As she weaves her way through the labyrinth of shelves, Smith admits, with a twinge of guilt in her voice, that some of the books "should not be stacked on top of each other, because it will ruin the binding." Because the space is so crammed, the less valuable books in the collection suffer. But as she circles the stacks, it is evident that book purists needn't worry--the signed Trollopes, the 1538 Froben-printed Erasmus, the first-edition Dickens (illustrated by Boz and Crookshank), and the 1911 Sisters of the Visitation, an extremely rare hand-painted prayer book given to Archbishop Ireland, have been rebound or protected in handmade slipcases. All this on the Special Collection's $1,200 annual budget--now that, even the pious might agree, is a miracle.
Pull out a Cicero and ask Smith about it. She'd tell you that a few months ago a classics scholar at UCLA was looking for a missive from a two-volume collection of Cicero's sermons and letters published in 1531. In his first search, he found two complete copies, at the Hunterian Museum in Glasgow and the Bibliothèque Nationale in Paris.
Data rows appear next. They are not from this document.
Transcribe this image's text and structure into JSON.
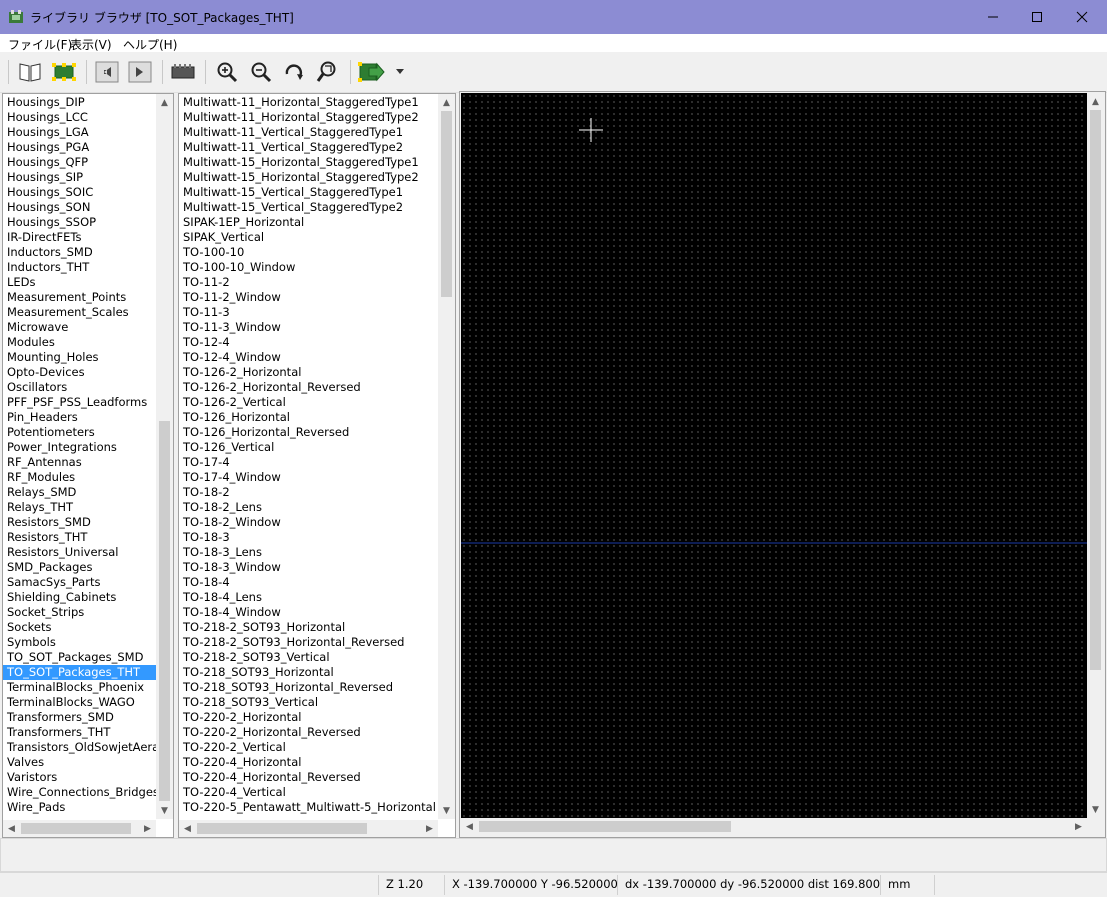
{
  "window": {
    "title": "ライブラリ ブラウザ [TO_SOT_Packages_THT]"
  },
  "menu": [
    "ファイル(F)",
    "表示(V)",
    "ヘルプ(H)"
  ],
  "toolbar": {
    "icons": [
      "library-select-icon",
      "footprint-select-icon",
      "previous-icon",
      "next-icon",
      "view-3d-icon",
      "zoom-in-icon",
      "zoom-out-icon",
      "redraw-icon",
      "zoom-fit-icon",
      "insert-footprint-icon",
      "dropdown-icon"
    ]
  },
  "libraries": {
    "selected": "TO_SOT_Packages_THT",
    "items": [
      "Housings_DIP",
      "Housings_LCC",
      "Housings_LGA",
      "Housings_PGA",
      "Housings_QFP",
      "Housings_SIP",
      "Housings_SOIC",
      "Housings_SON",
      "Housings_SSOP",
      "IR-DirectFETs",
      "Inductors_SMD",
      "Inductors_THT",
      "LEDs",
      "Measurement_Points",
      "Measurement_Scales",
      "Microwave",
      "Modules",
      "Mounting_Holes",
      "Opto-Devices",
      "Oscillators",
      "PFF_PSF_PSS_Leadforms",
      "Pin_Headers",
      "Potentiometers",
      "Power_Integrations",
      "RF_Antennas",
      "RF_Modules",
      "Relays_SMD",
      "Relays_THT",
      "Resistors_SMD",
      "Resistors_THT",
      "Resistors_Universal",
      "SMD_Packages",
      "SamacSys_Parts",
      "Shielding_Cabinets",
      "Socket_Strips",
      "Sockets",
      "Symbols",
      "TO_SOT_Packages_SMD",
      "TO_SOT_Packages_THT",
      "TerminalBlocks_Phoenix",
      "TerminalBlocks_WAGO",
      "Transformers_SMD",
      "Transformers_THT",
      "Transistors_OldSowjetAera",
      "Valves",
      "Varistors",
      "Wire_Connections_Bridges",
      "Wire_Pads"
    ]
  },
  "footprints": {
    "items": [
      "Multiwatt-11_Horizontal_StaggeredType1",
      "Multiwatt-11_Horizontal_StaggeredType2",
      "Multiwatt-11_Vertical_StaggeredType1",
      "Multiwatt-11_Vertical_StaggeredType2",
      "Multiwatt-15_Horizontal_StaggeredType1",
      "Multiwatt-15_Horizontal_StaggeredType2",
      "Multiwatt-15_Vertical_StaggeredType1",
      "Multiwatt-15_Vertical_StaggeredType2",
      "SIPAK-1EP_Horizontal",
      "SIPAK_Vertical",
      "TO-100-10",
      "TO-100-10_Window",
      "TO-11-2",
      "TO-11-2_Window",
      "TO-11-3",
      "TO-11-3_Window",
      "TO-12-4",
      "TO-12-4_Window",
      "TO-126-2_Horizontal",
      "TO-126-2_Horizontal_Reversed",
      "TO-126-2_Vertical",
      "TO-126_Horizontal",
      "TO-126_Horizontal_Reversed",
      "TO-126_Vertical",
      "TO-17-4",
      "TO-17-4_Window",
      "TO-18-2",
      "TO-18-2_Lens",
      "TO-18-2_Window",
      "TO-18-3",
      "TO-18-3_Lens",
      "TO-18-3_Window",
      "TO-18-4",
      "TO-18-4_Lens",
      "TO-18-4_Window",
      "TO-218-2_SOT93_Horizontal",
      "TO-218-2_SOT93_Horizontal_Reversed",
      "TO-218-2_SOT93_Vertical",
      "TO-218_SOT93_Horizontal",
      "TO-218_SOT93_Horizontal_Reversed",
      "TO-218_SOT93_Vertical",
      "TO-220-2_Horizontal",
      "TO-220-2_Horizontal_Reversed",
      "TO-220-2_Vertical",
      "TO-220-4_Horizontal",
      "TO-220-4_Horizontal_Reversed",
      "TO-220-4_Vertical",
      "TO-220-5_Pentawatt_Multiwatt-5_Horizontal"
    ]
  },
  "status": {
    "zoom": "Z 1.20",
    "xy": "X -139.700000  Y -96.520000",
    "delta": "dx -139.700000  dy -96.520000  dist 169.800",
    "units": "mm"
  },
  "colors": {
    "titlebar": "#8c8cd3",
    "selection": "#3399ff",
    "canvas": "#000000",
    "axis_line": "#1a3aa8"
  }
}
He tried one more search, and--lo and behold--he turned up a third set, in St. Paul.
When Smith offered to make copies of the letter and fax them to the man, she recalls, "He must have been doing cartwheels, and I thought he was on some sort of drug!" As for the value of the Cicero volumes, which are also included in the "Book as Art" exhibit, Smith gives her usual response: "Irreplaceable."